- Don’t attempt to pull a tick off your pet in a hurry, as this would be painful for your pet, and carries a risk of leaving part of the tick embedded, which can cause further complications. The best way to remove a tick is slowly and carefully. There are special tick removing tools you can buy, and these are the best thing to remove a tick with. Using the tick remover, grip the tick’s head firmly, as close to your pet’s skin as possible. Pull gently upwards, rotating the tick and the head should lift off. Bathe the bite afterwards with clean water. If in any doubt, please ring us on 01858 462839.
Top Tips - Small Pets
- Provide clean terracotta pots or cardboard tunnels that guinea pigs and rabbits can use to take shelter from the sun.
- Fluffy, dense coats make small pets vulnerable to overheating. During hot weather it's very important they have access to shade, plenty of water and that their housing is well ventilated. Take care not to completely cover housing with blankets or weather shields as this can cause rapid temperature increases inside the hutch/run.
Signs of overheating include:
- Rapid and or open mouth breathing
- Poor coordination
- Restless behaviour or lethargy
If you are concerned your pet has overheated, please contact us straight away.
- Rabbits suffer heatstroke easily and we must take steps to prevent this.
- Move housing into the shade where possible - this could mean having to bring rabbits indoors in a different cage/hutch.
- Create shaded areas within the hutch using cloth drapes - ideally pale or white to reflect the heat.
- Put wrapped ice packs under bedding so rabbits can have a cool spot if they want.
- Add ice cubes to some, but not all, water bowls to keep them cool (some rabbits may be suspicious of the ice, so it’s sensible to leave some without).
- Start the summer by making sure all of their old winter coat is removed, you can help with this by giving them a gentle brush.
- Provide ice blocks and place fans just outside the cage, pointing in but not directly onto the rabbits. A damp towel placed over the housing can also provide shade and help with cooling.
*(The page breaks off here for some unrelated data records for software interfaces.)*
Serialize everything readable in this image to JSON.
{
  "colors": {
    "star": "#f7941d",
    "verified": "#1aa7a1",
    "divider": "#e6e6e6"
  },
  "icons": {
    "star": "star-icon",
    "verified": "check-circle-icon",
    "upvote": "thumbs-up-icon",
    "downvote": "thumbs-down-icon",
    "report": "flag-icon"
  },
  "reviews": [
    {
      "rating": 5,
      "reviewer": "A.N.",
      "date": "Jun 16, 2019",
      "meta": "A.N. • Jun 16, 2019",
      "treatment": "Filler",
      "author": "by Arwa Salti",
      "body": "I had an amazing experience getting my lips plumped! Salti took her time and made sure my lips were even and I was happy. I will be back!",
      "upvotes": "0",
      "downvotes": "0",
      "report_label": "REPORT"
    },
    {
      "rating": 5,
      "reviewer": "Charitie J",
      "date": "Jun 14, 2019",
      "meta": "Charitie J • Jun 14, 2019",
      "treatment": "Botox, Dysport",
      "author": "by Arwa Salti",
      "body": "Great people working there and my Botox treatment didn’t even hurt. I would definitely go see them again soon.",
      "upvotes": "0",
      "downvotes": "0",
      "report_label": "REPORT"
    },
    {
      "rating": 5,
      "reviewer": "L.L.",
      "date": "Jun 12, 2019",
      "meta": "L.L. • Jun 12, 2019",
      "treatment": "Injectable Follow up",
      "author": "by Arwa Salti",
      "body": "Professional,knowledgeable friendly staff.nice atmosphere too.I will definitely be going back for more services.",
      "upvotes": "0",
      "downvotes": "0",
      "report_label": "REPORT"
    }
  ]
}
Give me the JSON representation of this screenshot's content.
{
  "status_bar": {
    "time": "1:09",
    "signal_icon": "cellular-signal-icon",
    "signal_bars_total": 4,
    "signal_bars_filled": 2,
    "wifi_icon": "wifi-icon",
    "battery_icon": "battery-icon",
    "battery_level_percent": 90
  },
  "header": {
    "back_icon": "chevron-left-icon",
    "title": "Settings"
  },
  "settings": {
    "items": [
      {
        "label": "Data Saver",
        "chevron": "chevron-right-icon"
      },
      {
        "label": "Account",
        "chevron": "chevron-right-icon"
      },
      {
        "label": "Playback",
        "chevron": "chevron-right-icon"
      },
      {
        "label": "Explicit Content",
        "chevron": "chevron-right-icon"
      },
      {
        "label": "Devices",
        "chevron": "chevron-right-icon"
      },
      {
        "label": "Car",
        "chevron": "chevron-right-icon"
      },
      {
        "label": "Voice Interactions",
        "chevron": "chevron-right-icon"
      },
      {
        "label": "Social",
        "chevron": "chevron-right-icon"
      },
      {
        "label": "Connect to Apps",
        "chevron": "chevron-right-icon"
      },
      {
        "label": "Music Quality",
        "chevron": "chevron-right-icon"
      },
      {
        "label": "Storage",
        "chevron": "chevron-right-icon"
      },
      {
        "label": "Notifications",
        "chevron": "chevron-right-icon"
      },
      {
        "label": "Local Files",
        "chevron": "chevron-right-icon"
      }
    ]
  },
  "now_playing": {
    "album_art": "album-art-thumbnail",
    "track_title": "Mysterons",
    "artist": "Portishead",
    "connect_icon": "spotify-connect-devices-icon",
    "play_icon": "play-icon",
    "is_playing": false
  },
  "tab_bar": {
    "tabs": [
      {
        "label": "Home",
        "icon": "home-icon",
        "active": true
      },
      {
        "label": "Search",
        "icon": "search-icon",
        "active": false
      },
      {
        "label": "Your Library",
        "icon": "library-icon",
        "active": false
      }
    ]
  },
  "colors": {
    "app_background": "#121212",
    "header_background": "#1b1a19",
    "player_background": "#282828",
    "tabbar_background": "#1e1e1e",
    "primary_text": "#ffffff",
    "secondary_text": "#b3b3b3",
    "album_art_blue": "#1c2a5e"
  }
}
- Ensure good levels of ventilation so air can flow freely.
- Cool blankets are good but ensure your rabbits cannot chew them and eat the material or the contents inside.